Key innovations and contributions to ESL domain from the Indian market have been limited but this can be traced more to the slow adoption of ESL by the semiconductor industry as a whole than any other reason. Forums like the Indian chapter of OSCI, Indian SystemC Users Group and events like Synopsys Users Group have helped to promote awareness and benefits of ESL but the actual impact is yet to be seen as major ESL developments.

The IEEE standardization of SystemC , the standardization of TLM2.0 by a working group comprising of eminent professionals across companies , the proposal of merging the OSCI group with Accellera (which is responsible for providing and maintaining the SystemVerilog standard) are all the steps in the right direction for ESL. A co-methodology involving the already popular SystemVerilog (and associated verification strategies like OVM, UVM) will provide a significant boost to ESL industry as a whole. AMS extensions and synthesizable subsets of SystemC language are still in nascent stages of adoption and looks to be a good bet for the future of ESL. These are niche fields which are still waiting to be explored and the India ESL market could do well to focus on them to create a distinct and unique market for their clients. Companies already providing services in the key areas of ESL can also look at these emerging areas within ESL to expand their field of expertise and business. Contribution through ideas and patents will ensure that they get noticed beyond existing horizons.

The ESL market in India is still in a growing phase and has miles to go before it can be considered as a major ESL hub. Fortunately, there is no strong contender for that title as yet and is open to both the developed and emerging markets. With the appropriate investment in the right areas and complimentary R&D efforts, Indian firms could well become key players in ESL, which is a domain predicted by experts to become a necessity in the near future.

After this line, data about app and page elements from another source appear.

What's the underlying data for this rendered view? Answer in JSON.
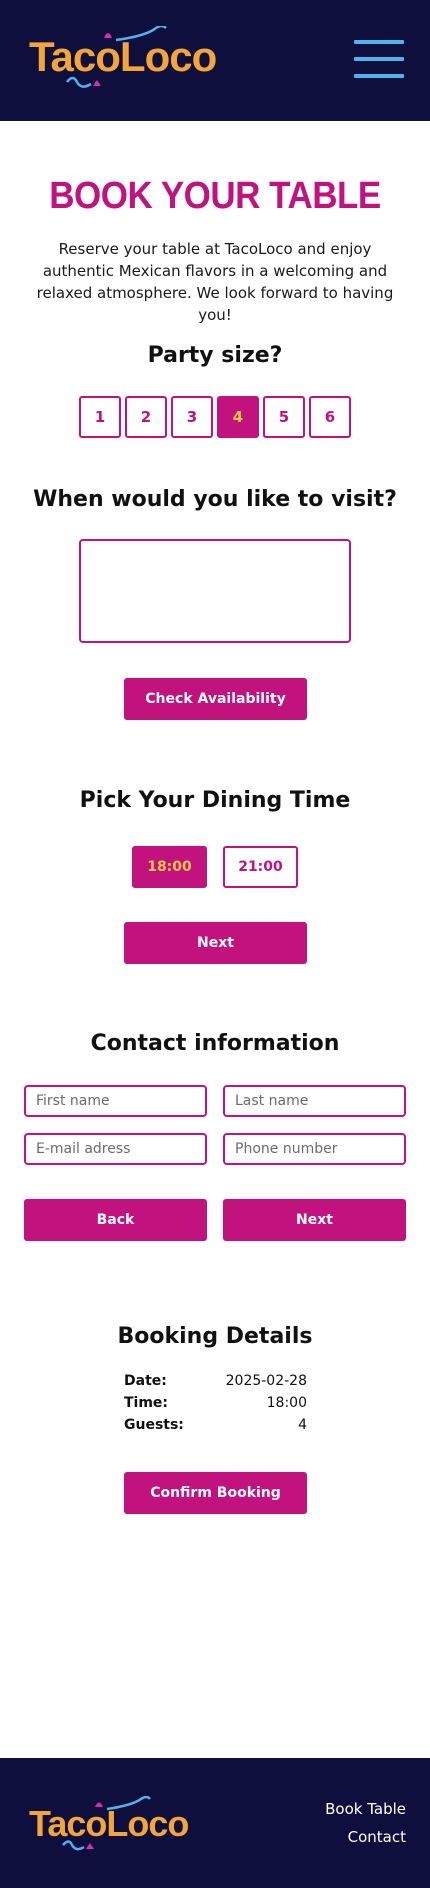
{
  "brand": {
    "name_part1": "Taco",
    "name_part2": "Loco"
  },
  "header": {
    "menu_icon": "hamburger-menu-icon"
  },
  "page": {
    "title": "BOOK YOUR TABLE",
    "intro": "Reserve your table at TacoLoco and enjoy authentic Mexican flavors in a welcoming and relaxed atmosphere. We look forward to having you!"
  },
  "party": {
    "heading": "Party size?",
    "sizes": [
      "1",
      "2",
      "3",
      "4",
      "5",
      "6"
    ],
    "selected": "4"
  },
  "visit": {
    "heading": "When would you like to visit?",
    "check_label": "Check Availability"
  },
  "dining": {
    "heading": "Pick Your Dining Time",
    "times": [
      "18:00",
      "21:00"
    ],
    "selected": "18:00",
    "next_label": "Next"
  },
  "contact": {
    "heading": "Contact information",
    "first_name_placeholder": "First name",
    "last_name_placeholder": "Last name",
    "email_placeholder": "E-mail adress",
    "phone_placeholder": "Phone number",
    "back_label": "Back",
    "next_label": "Next"
  },
  "booking": {
    "heading": "Booking Details",
    "date_label": "Date:",
    "date_value": "2025-02-28",
    "time_label": "Time:",
    "time_value": "18:00",
    "guests_label": "Guests:",
    "guests_value": "4",
    "confirm_label": "Confirm Booking"
  },
  "footer": {
    "links": [
      "Book Table",
      "Contact"
    ]
  },
  "colors": {
    "navy": "#0f0f3e",
    "magenta": "#c1127e",
    "gold": "#f3a53a",
    "yellow": "#f6c944",
    "sky": "#4fb3ee"
  }
}
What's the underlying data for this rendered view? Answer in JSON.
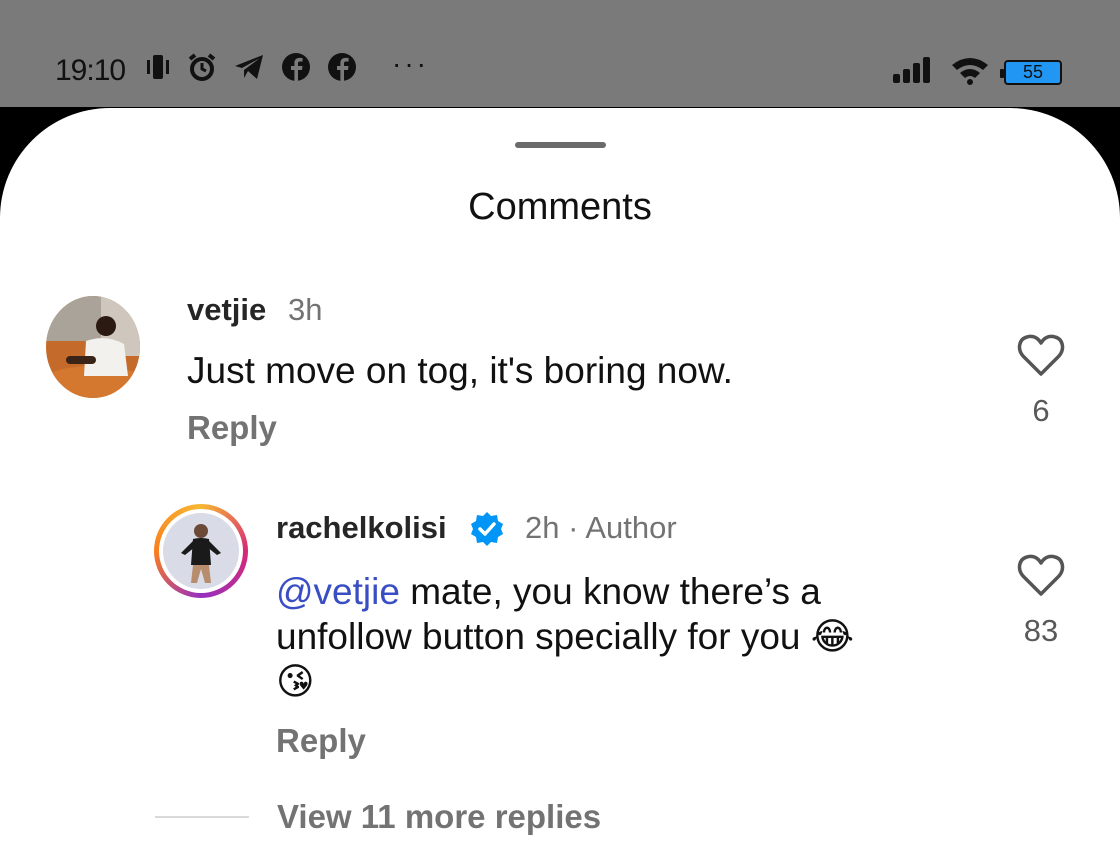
{
  "status_bar": {
    "time": "19:10",
    "icons_left": [
      "vibrate-icon",
      "alarm-icon",
      "telegram-icon",
      "facebook-icon",
      "facebook-icon"
    ],
    "more": "···",
    "battery": "55",
    "battery_level": 0.55
  },
  "sheet": {
    "title": "Comments"
  },
  "comments": [
    {
      "username": "vetjie",
      "time": "3h",
      "text": "Just move on tog, it's boring now.",
      "reply_label": "Reply",
      "like_count": "6"
    }
  ],
  "reply": {
    "username": "rachelkolisi",
    "verified": true,
    "time_author": "2h · Author",
    "mention": "@vetjie",
    "text_line1": " mate, you know there’s a",
    "text_line2": "unfollow button specially for you 😂",
    "text_line3": "😘",
    "reply_label": "Reply",
    "like_count": "83"
  },
  "view_more": "View 11 more replies",
  "colors": {
    "mention": "#3a4ec4",
    "verified": "#0095f6",
    "battery": "#2196f3"
  }
}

(The above are the views of the author in his personal capacity as an industry expert in this area for more than a decade.)